DATASET RECORDS Block Start
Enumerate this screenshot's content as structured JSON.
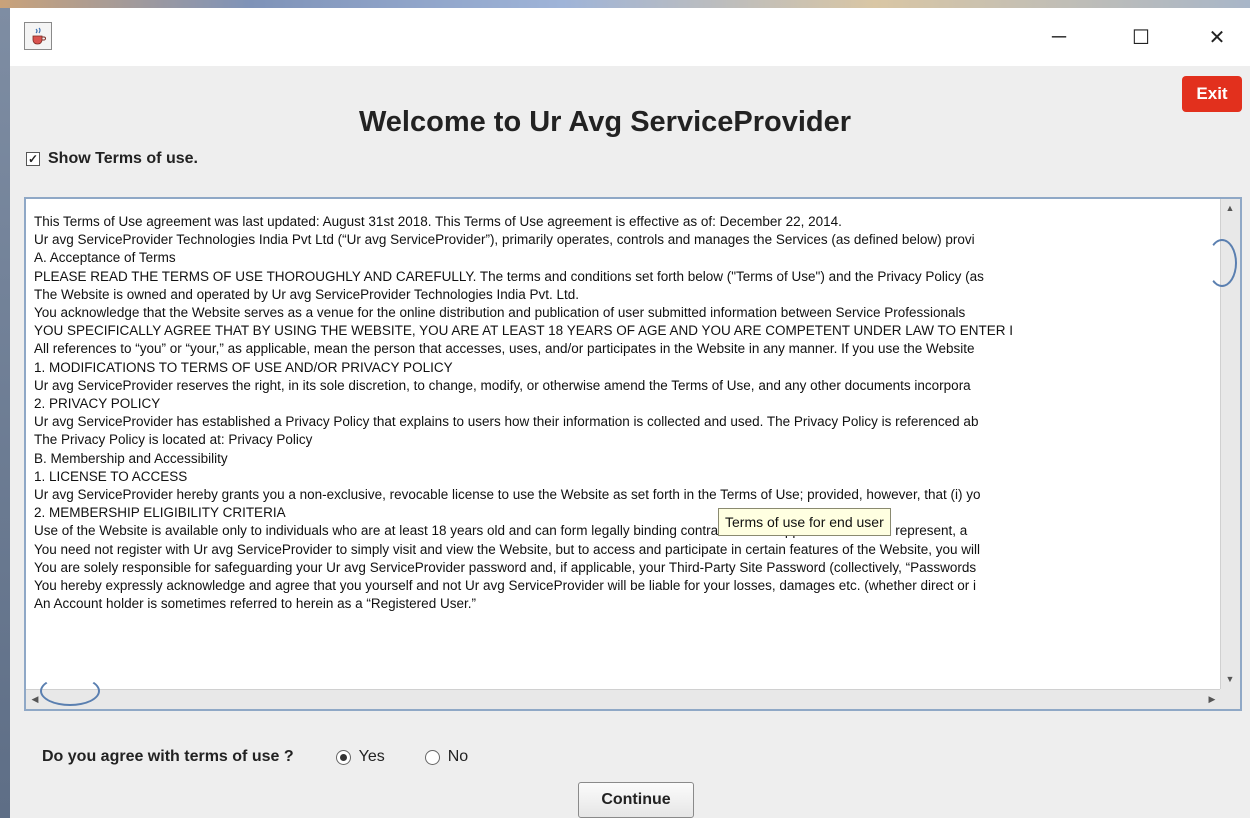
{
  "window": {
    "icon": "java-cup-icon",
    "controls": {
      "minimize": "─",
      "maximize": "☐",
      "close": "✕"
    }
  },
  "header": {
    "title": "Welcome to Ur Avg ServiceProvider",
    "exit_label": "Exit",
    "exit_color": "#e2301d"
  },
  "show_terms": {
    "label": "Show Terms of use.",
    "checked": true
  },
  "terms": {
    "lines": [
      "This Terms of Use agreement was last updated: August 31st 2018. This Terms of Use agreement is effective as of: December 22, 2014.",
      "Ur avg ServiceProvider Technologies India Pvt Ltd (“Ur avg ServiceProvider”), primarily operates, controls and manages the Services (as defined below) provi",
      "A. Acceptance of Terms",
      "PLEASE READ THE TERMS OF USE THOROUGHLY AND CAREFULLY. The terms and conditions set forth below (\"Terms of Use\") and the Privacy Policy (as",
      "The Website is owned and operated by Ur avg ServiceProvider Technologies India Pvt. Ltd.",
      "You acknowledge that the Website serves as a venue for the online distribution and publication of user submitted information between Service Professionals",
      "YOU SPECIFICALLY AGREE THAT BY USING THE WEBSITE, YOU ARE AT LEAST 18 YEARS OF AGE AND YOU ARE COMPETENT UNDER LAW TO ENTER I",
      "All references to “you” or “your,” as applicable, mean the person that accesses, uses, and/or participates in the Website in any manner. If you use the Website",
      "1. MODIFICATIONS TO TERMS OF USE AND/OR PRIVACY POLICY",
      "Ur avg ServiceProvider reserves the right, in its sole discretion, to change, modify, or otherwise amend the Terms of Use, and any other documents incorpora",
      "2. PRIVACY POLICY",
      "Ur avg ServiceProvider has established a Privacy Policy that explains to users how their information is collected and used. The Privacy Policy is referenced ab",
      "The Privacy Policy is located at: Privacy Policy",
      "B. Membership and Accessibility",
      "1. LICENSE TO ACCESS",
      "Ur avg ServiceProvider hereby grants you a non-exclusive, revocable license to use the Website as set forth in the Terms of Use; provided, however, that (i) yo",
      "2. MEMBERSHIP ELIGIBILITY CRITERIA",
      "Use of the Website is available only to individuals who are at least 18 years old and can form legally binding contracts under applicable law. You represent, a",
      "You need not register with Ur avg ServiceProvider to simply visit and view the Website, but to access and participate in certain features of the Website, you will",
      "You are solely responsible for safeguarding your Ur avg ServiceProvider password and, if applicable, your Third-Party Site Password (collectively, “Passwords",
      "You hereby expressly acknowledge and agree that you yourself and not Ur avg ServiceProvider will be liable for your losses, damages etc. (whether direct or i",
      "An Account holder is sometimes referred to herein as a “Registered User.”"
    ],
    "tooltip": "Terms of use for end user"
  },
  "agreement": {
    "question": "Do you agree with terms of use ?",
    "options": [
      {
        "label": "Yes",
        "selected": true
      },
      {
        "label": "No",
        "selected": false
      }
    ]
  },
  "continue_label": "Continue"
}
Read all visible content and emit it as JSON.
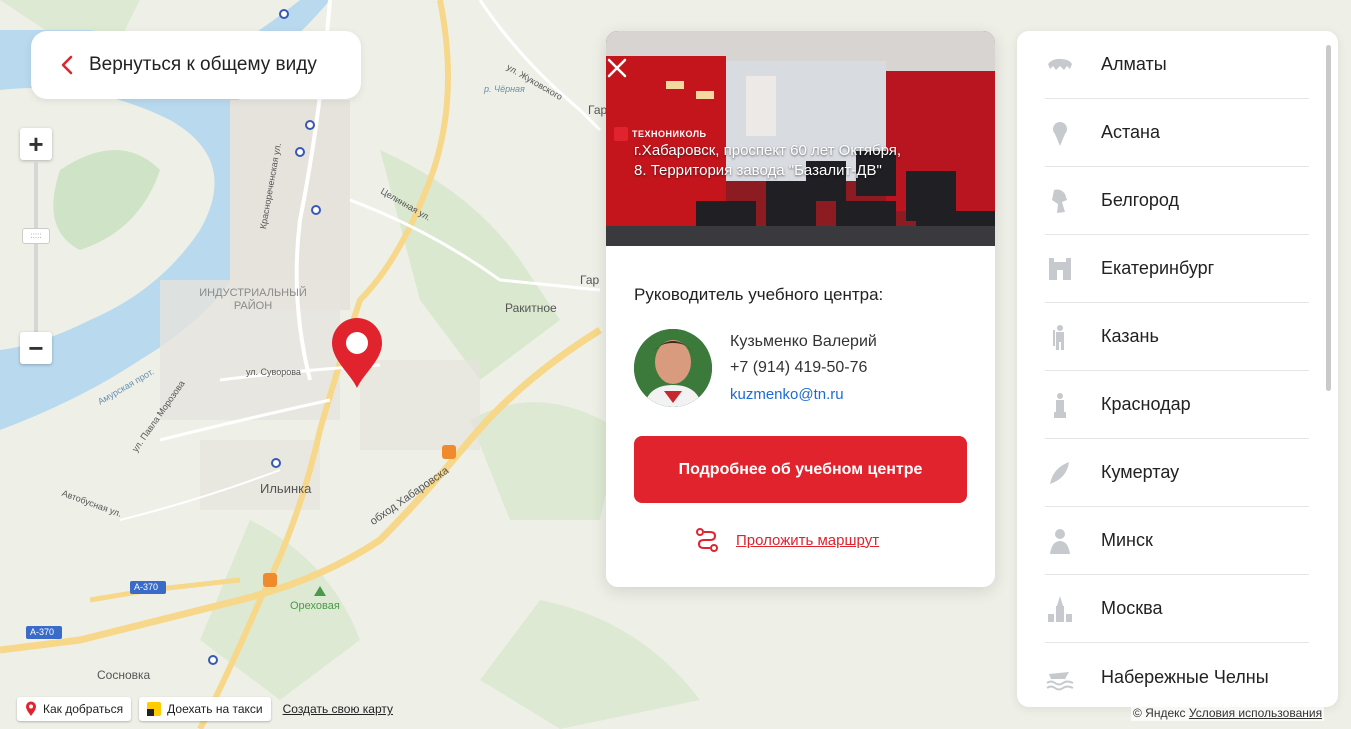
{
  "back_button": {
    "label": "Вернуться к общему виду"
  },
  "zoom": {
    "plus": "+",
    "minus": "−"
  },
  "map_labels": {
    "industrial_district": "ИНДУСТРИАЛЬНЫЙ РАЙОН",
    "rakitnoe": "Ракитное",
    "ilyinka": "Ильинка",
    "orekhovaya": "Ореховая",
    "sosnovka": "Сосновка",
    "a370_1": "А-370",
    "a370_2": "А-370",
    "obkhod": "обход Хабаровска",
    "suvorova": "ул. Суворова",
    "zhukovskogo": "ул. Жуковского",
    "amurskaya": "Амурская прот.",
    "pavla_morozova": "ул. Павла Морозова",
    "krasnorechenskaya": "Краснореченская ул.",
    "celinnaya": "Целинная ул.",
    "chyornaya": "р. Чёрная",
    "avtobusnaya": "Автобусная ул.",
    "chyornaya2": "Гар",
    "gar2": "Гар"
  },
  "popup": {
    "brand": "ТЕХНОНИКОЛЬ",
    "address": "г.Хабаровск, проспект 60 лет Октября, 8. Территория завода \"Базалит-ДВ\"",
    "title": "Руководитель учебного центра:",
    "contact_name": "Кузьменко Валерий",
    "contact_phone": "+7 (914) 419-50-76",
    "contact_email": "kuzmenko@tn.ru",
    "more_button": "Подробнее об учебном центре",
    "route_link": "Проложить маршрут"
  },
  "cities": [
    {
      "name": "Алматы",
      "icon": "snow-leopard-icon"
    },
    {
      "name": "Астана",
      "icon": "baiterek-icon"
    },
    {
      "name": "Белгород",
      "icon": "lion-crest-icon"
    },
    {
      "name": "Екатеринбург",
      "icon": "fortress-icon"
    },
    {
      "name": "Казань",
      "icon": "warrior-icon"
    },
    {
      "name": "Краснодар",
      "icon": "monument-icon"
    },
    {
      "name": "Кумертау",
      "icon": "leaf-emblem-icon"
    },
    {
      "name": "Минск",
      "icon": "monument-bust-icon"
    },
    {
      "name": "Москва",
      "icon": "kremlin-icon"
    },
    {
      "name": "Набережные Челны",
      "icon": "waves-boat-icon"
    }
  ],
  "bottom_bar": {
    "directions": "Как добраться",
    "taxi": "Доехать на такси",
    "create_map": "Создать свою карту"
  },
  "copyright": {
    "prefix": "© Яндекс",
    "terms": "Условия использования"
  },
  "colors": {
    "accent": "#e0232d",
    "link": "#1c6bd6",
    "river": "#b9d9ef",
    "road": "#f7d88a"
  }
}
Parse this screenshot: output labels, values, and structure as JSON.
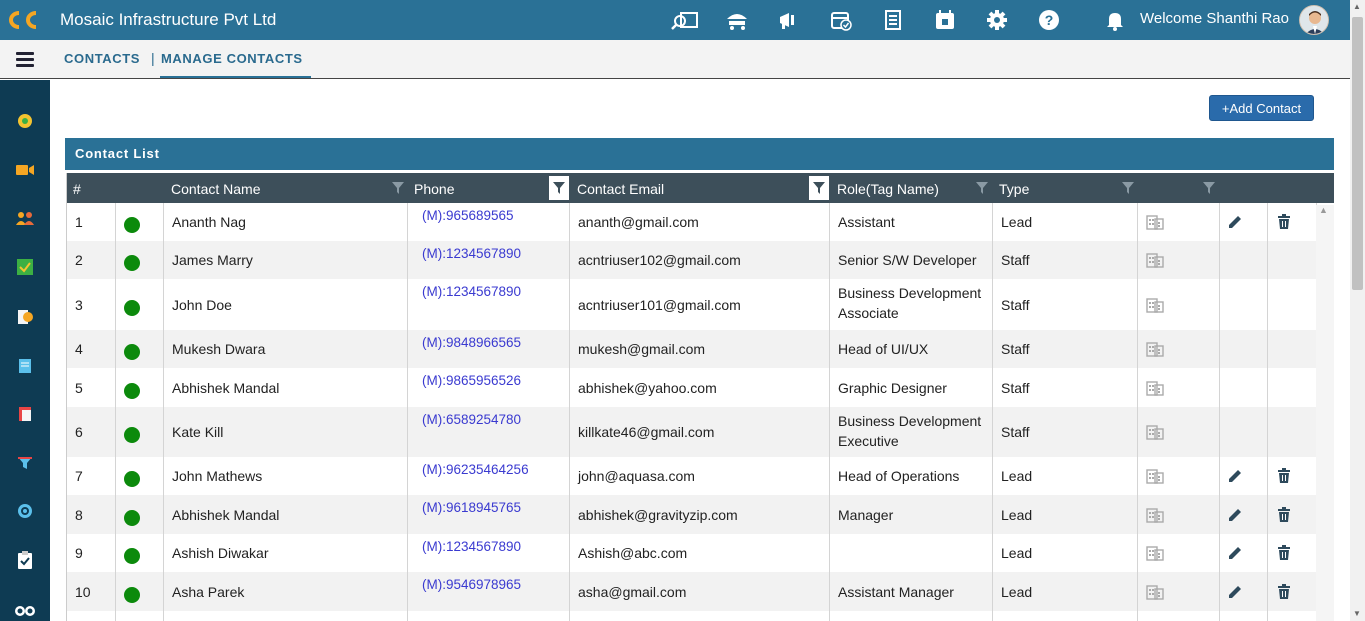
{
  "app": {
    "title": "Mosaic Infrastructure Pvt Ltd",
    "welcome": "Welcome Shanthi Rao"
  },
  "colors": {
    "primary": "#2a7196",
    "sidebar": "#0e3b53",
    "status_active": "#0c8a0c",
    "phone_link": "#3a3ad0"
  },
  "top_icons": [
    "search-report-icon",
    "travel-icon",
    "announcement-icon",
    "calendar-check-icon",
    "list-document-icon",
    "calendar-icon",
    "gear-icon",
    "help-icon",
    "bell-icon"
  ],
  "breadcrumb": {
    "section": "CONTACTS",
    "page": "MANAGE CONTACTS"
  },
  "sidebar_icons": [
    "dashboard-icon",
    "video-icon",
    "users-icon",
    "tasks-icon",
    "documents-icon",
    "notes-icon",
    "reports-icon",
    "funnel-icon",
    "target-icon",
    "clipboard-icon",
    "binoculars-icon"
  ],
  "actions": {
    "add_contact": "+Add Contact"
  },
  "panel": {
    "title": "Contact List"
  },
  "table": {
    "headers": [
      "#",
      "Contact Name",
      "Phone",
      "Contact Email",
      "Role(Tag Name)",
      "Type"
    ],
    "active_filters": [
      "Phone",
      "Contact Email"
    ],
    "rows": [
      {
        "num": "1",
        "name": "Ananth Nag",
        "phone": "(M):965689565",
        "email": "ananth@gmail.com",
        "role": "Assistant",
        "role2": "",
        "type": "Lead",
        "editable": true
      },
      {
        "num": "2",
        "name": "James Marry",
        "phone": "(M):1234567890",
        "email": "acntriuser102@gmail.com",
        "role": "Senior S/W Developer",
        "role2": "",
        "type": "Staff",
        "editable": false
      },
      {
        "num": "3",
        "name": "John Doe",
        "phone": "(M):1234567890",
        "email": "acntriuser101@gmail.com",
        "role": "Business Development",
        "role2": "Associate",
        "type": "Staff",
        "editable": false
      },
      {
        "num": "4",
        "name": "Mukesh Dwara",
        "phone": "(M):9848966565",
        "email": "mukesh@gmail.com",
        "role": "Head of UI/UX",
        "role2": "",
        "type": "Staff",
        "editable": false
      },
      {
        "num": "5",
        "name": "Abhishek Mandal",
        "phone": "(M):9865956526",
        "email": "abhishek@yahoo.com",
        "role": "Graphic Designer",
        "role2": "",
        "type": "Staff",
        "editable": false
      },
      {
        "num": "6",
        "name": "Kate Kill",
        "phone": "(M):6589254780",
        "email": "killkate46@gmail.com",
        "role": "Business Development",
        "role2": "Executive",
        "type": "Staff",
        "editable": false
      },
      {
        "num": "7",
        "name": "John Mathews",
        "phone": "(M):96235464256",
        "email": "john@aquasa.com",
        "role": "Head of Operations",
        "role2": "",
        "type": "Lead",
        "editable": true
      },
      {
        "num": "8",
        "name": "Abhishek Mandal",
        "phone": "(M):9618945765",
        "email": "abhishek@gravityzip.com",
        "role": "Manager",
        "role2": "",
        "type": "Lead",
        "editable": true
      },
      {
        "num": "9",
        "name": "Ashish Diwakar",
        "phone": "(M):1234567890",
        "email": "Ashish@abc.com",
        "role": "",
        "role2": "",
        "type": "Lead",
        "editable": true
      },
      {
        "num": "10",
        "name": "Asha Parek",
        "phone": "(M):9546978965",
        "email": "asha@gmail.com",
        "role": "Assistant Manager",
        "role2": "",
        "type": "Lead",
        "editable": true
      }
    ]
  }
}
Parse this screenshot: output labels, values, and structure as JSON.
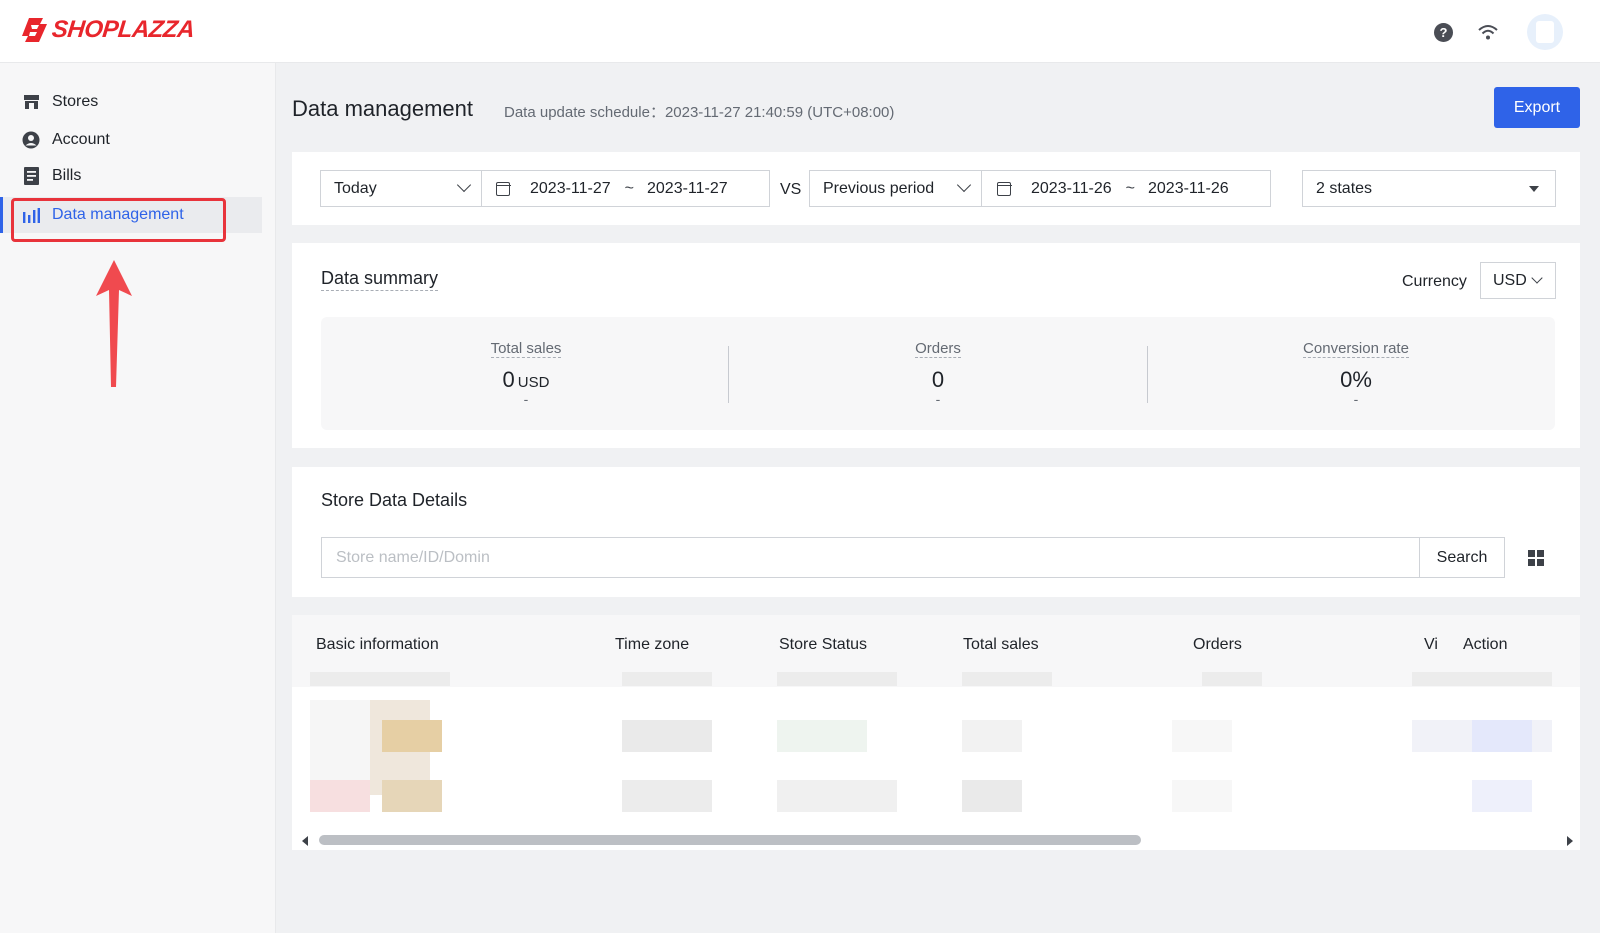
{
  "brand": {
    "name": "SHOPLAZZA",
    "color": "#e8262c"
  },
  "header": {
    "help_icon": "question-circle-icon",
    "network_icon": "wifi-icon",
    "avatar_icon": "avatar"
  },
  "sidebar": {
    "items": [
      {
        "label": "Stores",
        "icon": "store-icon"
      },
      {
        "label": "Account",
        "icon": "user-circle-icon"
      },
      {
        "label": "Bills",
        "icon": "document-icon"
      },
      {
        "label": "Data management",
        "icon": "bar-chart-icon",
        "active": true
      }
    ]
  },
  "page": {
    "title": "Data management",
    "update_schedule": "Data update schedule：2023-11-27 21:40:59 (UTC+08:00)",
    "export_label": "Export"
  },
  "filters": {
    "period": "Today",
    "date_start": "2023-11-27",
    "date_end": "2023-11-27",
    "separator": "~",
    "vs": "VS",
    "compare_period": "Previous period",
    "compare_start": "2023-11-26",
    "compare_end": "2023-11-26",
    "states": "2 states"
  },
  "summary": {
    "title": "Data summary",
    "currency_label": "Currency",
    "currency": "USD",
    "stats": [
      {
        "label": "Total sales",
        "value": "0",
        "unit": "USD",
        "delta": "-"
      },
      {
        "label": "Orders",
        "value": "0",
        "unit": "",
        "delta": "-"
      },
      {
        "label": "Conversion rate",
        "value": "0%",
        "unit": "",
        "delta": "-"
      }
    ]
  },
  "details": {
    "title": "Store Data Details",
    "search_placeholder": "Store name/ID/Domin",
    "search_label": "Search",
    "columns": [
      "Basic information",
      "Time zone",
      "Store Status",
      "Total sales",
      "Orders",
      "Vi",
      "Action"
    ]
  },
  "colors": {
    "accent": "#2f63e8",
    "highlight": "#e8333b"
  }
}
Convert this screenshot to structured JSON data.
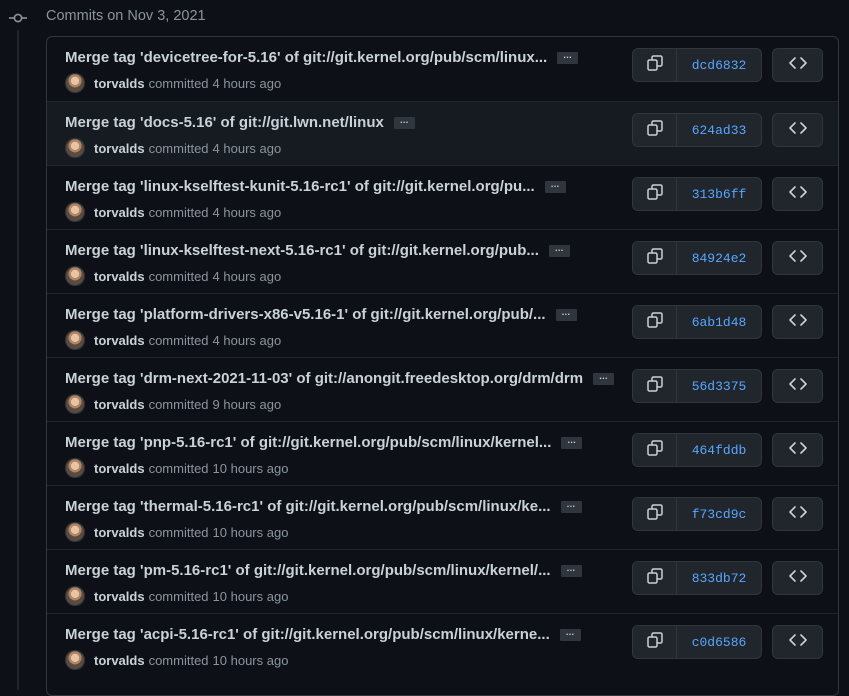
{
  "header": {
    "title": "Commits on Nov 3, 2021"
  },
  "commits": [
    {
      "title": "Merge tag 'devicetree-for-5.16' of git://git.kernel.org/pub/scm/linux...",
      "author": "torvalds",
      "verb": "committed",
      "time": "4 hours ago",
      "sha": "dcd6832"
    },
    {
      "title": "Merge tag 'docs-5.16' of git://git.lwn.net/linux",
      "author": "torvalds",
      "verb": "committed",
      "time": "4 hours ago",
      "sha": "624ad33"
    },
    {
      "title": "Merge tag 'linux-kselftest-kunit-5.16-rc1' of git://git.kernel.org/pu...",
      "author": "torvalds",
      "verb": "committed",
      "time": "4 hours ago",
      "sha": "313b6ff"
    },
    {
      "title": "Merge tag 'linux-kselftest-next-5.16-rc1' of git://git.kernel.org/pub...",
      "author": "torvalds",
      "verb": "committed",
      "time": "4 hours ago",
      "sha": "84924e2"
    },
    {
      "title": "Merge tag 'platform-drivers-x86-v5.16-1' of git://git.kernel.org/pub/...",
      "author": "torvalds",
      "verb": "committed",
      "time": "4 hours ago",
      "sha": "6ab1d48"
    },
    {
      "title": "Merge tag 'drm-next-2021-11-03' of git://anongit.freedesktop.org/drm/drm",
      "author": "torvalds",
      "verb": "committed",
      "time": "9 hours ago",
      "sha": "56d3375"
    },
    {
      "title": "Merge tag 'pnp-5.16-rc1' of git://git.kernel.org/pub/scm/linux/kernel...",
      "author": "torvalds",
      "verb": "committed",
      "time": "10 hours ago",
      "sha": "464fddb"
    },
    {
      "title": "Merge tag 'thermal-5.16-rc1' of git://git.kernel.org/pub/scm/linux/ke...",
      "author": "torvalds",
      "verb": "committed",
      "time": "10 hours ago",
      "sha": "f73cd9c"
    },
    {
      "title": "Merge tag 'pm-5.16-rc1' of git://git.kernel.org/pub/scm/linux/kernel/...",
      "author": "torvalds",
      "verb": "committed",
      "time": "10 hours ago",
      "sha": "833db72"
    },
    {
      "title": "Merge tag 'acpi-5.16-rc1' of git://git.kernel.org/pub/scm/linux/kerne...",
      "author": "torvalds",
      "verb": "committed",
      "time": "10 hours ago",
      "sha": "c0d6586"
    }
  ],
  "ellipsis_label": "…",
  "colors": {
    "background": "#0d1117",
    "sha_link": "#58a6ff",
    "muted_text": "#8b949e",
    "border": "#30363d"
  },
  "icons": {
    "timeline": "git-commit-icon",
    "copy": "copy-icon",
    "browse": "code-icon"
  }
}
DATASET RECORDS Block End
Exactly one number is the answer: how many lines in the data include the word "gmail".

- OUTPUT OF THE EXERCISE -
6